Thursday's report also showed the number of people receiving unemployment benefits dropped to 3.77 million, the lowest level since mid-October 2008.
That doesn't include millions of people enrolled in emergency unemployment benefit programs funded by the federal government. Another 4.5 million unemployed workers received benefits under the extended programs during the ending Feb. 12, the latest data available. Altogether, 9.2 million people were on the benefit rolls that week.
In a separate report that bolstered hopes for jobs growth, The National Federation of Independent Business said small firms began creating jobs in February for the first time in years.

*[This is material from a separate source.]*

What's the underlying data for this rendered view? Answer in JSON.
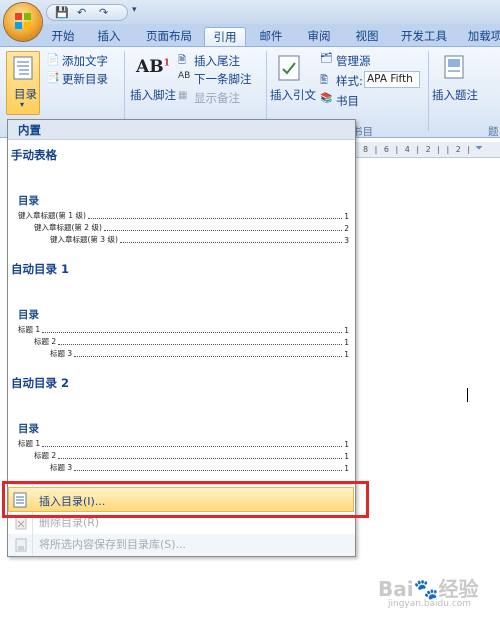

"Finally, in February, the number of net new jobs reported went decidedly positive, rising to 0.17 workers per firm, the first 'decent' reading since the second quarter of 2006," said federation president William Dunkelberg.
He said the number of firms reporting hard to fill job openings climbed two percentage points to 15 percent, adding to signs of a slowly strengthening job market.
Meanwhile, nonfarm productivity grew as expected in the fourth quarter, but the pace is slowing. Productivity increased at an unrevised 2.6 percent annual rate, the Labor Department said. The growth pace was in line with economists' expectations.
Productivity, a measure of hourly output per worker, grew at a 2.3 percent pace in the third quarter. For the whole of 2010, productivity expanded 3.9 percent, the fastest pace since 2002.
The upbeat outlook for jobs and the economy has been seeping into consumer sentiment. Retailers reported solid revenue gains for February, extending the strong spending momentum seen during the holiday season as the economy recovery takes hold.
Worries are growing, however, that rising gas prices could sap shoppers' spending. The national average is now at $3.427 per gallon. Prices will reach $3.50 to $3.75 by spring, some analysts say.
"We're seeing a continued roll-off from the holidays," said Laura Gurski, a partner at A. T. Kearney. "There's disposable income out there. But it's going to be a long spring." Low-income shoppers are already feeling pinched by inflation for food and gasoline, she noted, and that's only going to trickle up to middle-income consumers.
Nevertheless, the improving economy is also making shoppers feel better about spending. Consumer confidence in February rose to its highest point in more than three years, according to the Conference Board.
Another sign of the improving recovery: the services sector, which employs about 90 percent of the work force, grew at the fastest pace in five years in February.
The Institute for Supply Management, a private trade group, says its index of service-sector activity rose to 59.7 last month, from 59.4 in January. That's the sixth straight monthly increase and the highest reading since August 2005. Any reading above 50 indicates expansion.
The index covers a broad range of industries including retail, health care and financial services, among others. It plummeted to 37.6 in November 2008, at the height of the financial crisis.
A measure of hiring by service-sector companies rose to its highest level since April 2006.
The fly in the recovery ointment is oil. Prices have jumped recently as tensions in the Middle East have escalated. Oil prices retreated a bit on Thursday as traders priced in the loss of Libyan oil production there amid clashes between leader Moammar Gadhafi and rebels seeking to overthrow his 40-year rule.
Benchmark West Texas Intermediate for April delivery gave up $1.12 to $101.11 a barrel on the Nymex. In London, Brent crude fell $1.55 to $114.80 per barrel.
Oil prices have remained near highs last seen in 2008 as fighting between the two sides intensified amid efforts to reach a mediated resolution to the conflict that has cut crude supplies by more than half from the OPEC nation.
Federal Reserve Board Chairman Ben Bernanke, testifying before Congress earlier this week, warned that a prolonged rise in oils prices could pose a danger to the U.S. recovery. But he said a more likely outcome is a temporary and modest increase in consumer prices, not runaway inflation.